Who knew that in 2019, we would have a special little doll named Hunadi, that speaks 4 South African languages, namely English, Sesotho, isiXhosa and isiZulu? In a country with 11 official languages, we have to speak more than one in order to communicate with …
Welcome back after that December break everyone! Not so long ago the 74th Annual Golden Globes were held at the Beverly Hilton Hotel in Beverly Hills, California, where a few of the industries “it” stars scooped up some awards for their amazing work in 2016. …
Yesterday we were all were awoken to the uproar caused by the discrimination and racism the black girls were facing at Pretoria Girls High School. These young girls were being told that their natural hair was untidy and unkempt, and told to refrain from speaking in their mother tongues as it seen as conspiring (even though the Afrikaans girls can speak their home language on the schools grounds to their heart’s content.) This is not about hair; it’s about institutionalized racism, about discriminatory school rules meant to strip us of our blackness, about cultural power relations and about victimizing young girls for standing up for themselves.
Those protecting white privilege and standards of beauty hide behind the pretense of these rules upholding the school’s image and encouraging orderly conduct. Who’s standards are we asserting if you can’t be who you are and wear your hair as it grows out of your scalp? Why can’t we challenge the status quo and the so-called school rules when they are clearly outdated, prejudice against a black child and down right racist? Why are we still governed by western standards and not African ones? Some girls weren’t even allowed to write exams before “flattening” their Afro’s, as if what is on your head determines the content in your mind.
The stories our black girls shared are heart breaking and infuriating at the same time, and sadly what happened at PHSG isn’t unique and the stories are all too familiar at so-called model C schools across South Africa. I too went through similar situations when I was a student sporting my curly and bushy mane proudly through the school’s halls, tasked to police “exotic” hairstyles (braids and weaves) as a member of the student council. You would have thought that by now over 10 years later, things would be different, yet we still face the same problems today.
However we live in hope that as the wheel turns and we continue to voice our outrage, the authorities will do something about it other than talk to the media, and that change will be rolled out to not only schools in Gauteng, but across South Africa as well. Change will come and the next generation will not have to go through the same things we did because of these brave little girls who are making sure their voices aren’t silenced, fighting a fight they shouldn’t have to in the first place. There is a petition you can sign to Stop Racism At Pretoria Girls High and ensure that their demands are met at the highest levels through the correct channels. Sign here http://bit.ly/2by0AC2

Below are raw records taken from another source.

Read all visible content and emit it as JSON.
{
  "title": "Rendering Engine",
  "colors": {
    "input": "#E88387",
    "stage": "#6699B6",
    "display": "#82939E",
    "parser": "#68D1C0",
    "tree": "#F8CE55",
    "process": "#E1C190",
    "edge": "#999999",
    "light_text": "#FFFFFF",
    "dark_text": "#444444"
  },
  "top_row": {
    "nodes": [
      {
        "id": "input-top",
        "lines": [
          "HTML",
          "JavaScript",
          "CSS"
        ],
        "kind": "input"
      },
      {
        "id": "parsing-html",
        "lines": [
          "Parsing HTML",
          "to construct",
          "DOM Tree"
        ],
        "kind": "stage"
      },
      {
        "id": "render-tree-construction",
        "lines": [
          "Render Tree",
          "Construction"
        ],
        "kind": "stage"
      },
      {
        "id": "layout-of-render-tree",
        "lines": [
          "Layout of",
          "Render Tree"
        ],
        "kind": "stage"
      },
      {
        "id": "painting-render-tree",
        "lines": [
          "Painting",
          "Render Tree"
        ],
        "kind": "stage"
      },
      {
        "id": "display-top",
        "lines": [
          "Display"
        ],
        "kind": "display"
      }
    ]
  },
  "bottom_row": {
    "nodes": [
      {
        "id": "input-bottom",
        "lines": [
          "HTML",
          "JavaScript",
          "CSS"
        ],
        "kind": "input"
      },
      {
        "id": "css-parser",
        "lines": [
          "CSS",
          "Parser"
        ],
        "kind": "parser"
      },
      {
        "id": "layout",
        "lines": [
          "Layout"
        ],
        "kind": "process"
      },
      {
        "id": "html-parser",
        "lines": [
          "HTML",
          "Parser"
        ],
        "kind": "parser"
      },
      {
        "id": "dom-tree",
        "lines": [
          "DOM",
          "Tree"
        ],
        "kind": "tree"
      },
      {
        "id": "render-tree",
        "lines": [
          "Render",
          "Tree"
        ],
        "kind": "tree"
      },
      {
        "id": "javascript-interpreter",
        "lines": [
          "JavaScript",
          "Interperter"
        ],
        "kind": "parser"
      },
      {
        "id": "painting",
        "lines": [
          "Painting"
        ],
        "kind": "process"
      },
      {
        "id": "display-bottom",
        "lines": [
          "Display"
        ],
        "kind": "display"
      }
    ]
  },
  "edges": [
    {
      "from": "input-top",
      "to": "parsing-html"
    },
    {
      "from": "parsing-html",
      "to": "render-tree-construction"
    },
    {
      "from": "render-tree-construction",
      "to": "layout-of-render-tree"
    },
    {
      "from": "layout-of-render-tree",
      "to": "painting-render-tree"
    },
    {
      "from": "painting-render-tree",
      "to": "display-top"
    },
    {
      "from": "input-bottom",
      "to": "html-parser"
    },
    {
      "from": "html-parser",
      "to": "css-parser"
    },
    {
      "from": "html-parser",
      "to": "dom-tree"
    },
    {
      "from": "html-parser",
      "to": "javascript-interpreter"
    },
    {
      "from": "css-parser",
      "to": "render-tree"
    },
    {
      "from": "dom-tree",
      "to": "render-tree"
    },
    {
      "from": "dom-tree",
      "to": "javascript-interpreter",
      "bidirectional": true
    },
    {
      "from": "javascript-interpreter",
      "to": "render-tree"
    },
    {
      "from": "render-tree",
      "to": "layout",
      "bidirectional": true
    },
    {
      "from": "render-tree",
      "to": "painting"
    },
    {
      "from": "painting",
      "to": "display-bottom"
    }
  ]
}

Oh and since you’re still here, read through this article by MALAIKA EYOH, grade 12 student at Pretoria High School for Girls who sums it all up from first hand experience. Aluta Continua black child.